■ **The input**:
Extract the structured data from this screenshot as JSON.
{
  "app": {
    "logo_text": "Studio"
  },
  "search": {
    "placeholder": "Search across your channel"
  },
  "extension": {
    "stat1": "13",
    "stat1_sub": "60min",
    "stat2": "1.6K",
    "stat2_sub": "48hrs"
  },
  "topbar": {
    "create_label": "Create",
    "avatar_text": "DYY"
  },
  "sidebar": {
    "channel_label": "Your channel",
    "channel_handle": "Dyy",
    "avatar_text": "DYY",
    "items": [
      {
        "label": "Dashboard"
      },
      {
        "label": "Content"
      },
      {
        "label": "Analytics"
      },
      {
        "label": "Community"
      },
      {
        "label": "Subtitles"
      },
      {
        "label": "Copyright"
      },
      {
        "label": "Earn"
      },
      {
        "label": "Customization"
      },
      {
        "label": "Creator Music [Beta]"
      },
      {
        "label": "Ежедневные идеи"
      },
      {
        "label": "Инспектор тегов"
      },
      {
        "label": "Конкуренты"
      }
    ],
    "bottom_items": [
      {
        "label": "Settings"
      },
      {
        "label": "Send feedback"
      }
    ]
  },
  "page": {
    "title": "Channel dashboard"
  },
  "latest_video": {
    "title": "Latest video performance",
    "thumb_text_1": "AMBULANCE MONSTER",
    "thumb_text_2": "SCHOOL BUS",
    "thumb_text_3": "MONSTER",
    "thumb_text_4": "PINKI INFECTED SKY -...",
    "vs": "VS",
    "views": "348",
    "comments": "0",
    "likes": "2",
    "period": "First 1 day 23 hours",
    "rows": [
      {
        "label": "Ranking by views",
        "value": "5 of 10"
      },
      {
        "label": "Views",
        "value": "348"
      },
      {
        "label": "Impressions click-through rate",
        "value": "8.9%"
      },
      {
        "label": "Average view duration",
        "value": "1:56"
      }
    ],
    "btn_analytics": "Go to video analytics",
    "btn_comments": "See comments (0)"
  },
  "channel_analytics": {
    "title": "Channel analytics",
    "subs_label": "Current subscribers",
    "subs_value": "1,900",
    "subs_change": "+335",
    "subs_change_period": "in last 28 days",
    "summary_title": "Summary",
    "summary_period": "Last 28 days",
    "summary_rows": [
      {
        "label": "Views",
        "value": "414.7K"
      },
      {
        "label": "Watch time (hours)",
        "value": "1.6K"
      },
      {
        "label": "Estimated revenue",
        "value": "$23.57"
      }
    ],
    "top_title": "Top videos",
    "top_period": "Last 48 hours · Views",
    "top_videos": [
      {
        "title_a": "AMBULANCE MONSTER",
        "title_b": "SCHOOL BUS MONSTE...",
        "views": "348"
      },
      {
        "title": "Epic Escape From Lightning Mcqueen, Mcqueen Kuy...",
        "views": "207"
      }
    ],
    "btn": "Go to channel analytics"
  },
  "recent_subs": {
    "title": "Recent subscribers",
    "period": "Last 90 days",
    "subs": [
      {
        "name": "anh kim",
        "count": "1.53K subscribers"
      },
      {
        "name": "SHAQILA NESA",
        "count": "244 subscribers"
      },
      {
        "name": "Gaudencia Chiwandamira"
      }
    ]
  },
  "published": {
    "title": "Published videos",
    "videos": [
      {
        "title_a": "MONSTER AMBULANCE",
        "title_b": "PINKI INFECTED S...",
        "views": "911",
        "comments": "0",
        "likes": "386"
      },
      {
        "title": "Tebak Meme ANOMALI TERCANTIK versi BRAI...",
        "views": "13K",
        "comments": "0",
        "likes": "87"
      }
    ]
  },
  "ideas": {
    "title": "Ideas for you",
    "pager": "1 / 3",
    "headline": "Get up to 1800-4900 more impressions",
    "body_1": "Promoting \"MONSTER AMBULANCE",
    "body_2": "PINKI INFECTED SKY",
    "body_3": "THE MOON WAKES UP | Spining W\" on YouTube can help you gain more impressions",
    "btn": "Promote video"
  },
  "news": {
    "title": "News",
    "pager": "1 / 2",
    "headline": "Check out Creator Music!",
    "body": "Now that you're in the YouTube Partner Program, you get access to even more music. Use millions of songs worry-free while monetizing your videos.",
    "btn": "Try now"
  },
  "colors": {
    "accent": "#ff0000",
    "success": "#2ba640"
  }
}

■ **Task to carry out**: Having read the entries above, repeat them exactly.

■ **Solved problem**:
Extract the structured data from this screenshot as JSON.
{
  "app": {
    "logo_text": "Studio"
  },
  "search": {
    "placeholder": "Search across your channel"
  },
  "extension": {
    "stat1": "13",
    "stat1_sub": "60min",
    "stat2": "1.6K",
    "stat2_sub": "48hrs"
  },
  "topbar": {
    "create_label": "Create",
    "avatar_text": "DYY"
  },
  "sidebar": {
    "channel_label": "Your channel",
    "channel_handle": "Dyy",
    "avatar_text": "DYY",
    "items": [
      {
        "label": "Dashboard"
      },
      {
        "label": "Content"
      },
      {
        "label": "Analytics"
      },
      {
        "label": "Community"
      },
      {
        "label": "Subtitles"
      },
      {
        "label": "Copyright"
      },
      {
        "label": "Earn"
      },
      {
        "label": "Customization"
      },
      {
        "label": "Creator Music [Beta]"
      },
      {
        "label": "Ежедневные идеи"
      },
      {
        "label": "Инспектор тегов"
      },
      {
        "label": "Конкуренты"
      }
    ],
    "bottom_items": [
      {
        "label": "Settings"
      },
      {
        "label": "Send feedback"
      }
    ]
  },
  "page": {
    "title": "Channel dashboard"
  },
  "latest_video": {
    "title": "Latest video performance",
    "thumb_text_1": "AMBULANCE MONSTER",
    "thumb_text_2": "SCHOOL BUS",
    "thumb_text_3": "MONSTER",
    "thumb_text_4": "PINKI INFECTED SKY -...",
    "vs": "VS",
    "views": "348",
    "comments": "0",
    "likes": "2",
    "period": "First 1 day 23 hours",
    "rows": [
      {
        "label": "Ranking by views",
        "value": "5 of 10"
      },
      {
        "label": "Views",
        "value": "348"
      },
      {
        "label": "Impressions click-through rate",
        "value": "8.9%"
      },
      {
        "label": "Average view duration",
        "value": "1:56"
      }
    ],
    "btn_analytics": "Go to video analytics",
    "btn_comments": "See comments (0)"
  },
  "channel_analytics": {
    "title": "Channel analytics",
    "subs_label": "Current subscribers",
    "subs_value": "1,900",
    "subs_change": "+335",
    "subs_change_period": "in last 28 days",
    "summary_title": "Summary",
    "summary_period": "Last 28 days",
    "summary_rows": [
      {
        "label": "Views",
        "value": "414.7K"
      },
      {
        "label": "Watch time (hours)",
        "value": "1.6K"
      },
      {
        "label": "Estimated revenue",
        "value": "$23.57"
      }
    ],
    "top_title": "Top videos",
    "top_period": "Last 48 hours · Views",
    "top_videos": [
      {
        "title_a": "AMBULANCE MONSTER",
        "title_b": "SCHOOL BUS MONSTE...",
        "views": "348"
      },
      {
        "title": "Epic Escape From Lightning Mcqueen, Mcqueen Kuy...",
        "views": "207"
      }
    ],
    "btn": "Go to channel analytics"
  },
  "recent_subs": {
    "title": "Recent subscribers",
    "period": "Last 90 days",
    "subs": [
      {
        "name": "anh kim",
        "count": "1.53K subscribers"
      },
      {
        "name": "SHAQILA NESA",
        "count": "244 subscribers"
      },
      {
        "name": "Gaudencia Chiwandamira"
      }
    ]
  },
  "published": {
    "title": "Published videos",
    "videos": [
      {
        "title_a": "MONSTER AMBULANCE",
        "title_b": "PINKI INFECTED S...",
        "views": "911",
        "comments": "0",
        "likes": "386"
      },
      {
        "title": "Tebak Meme ANOMALI TERCANTIK versi BRAI...",
        "views": "13K",
        "comments": "0",
        "likes": "87"
      }
    ]
  },
  "ideas": {
    "title": "Ideas for you",
    "pager": "1 / 3",
    "headline": "Get up to 1800-4900 more impressions",
    "body_1": "Promoting \"MONSTER AMBULANCE",
    "body_2": "PINKI INFECTED SKY",
    "body_3": "THE MOON WAKES UP | Spining W\" on YouTube can help you gain more impressions",
    "btn": "Promote video"
  },
  "news": {
    "title": "News",
    "pager": "1 / 2",
    "headline": "Check out Creator Music!",
    "body": "Now that you're in the YouTube Partner Program, you get access to even more music. Use millions of songs worry-free while monetizing your videos.",
    "btn": "Try now"
  },
  "colors": {
    "accent": "#ff0000",
    "success": "#2ba640"
  }
}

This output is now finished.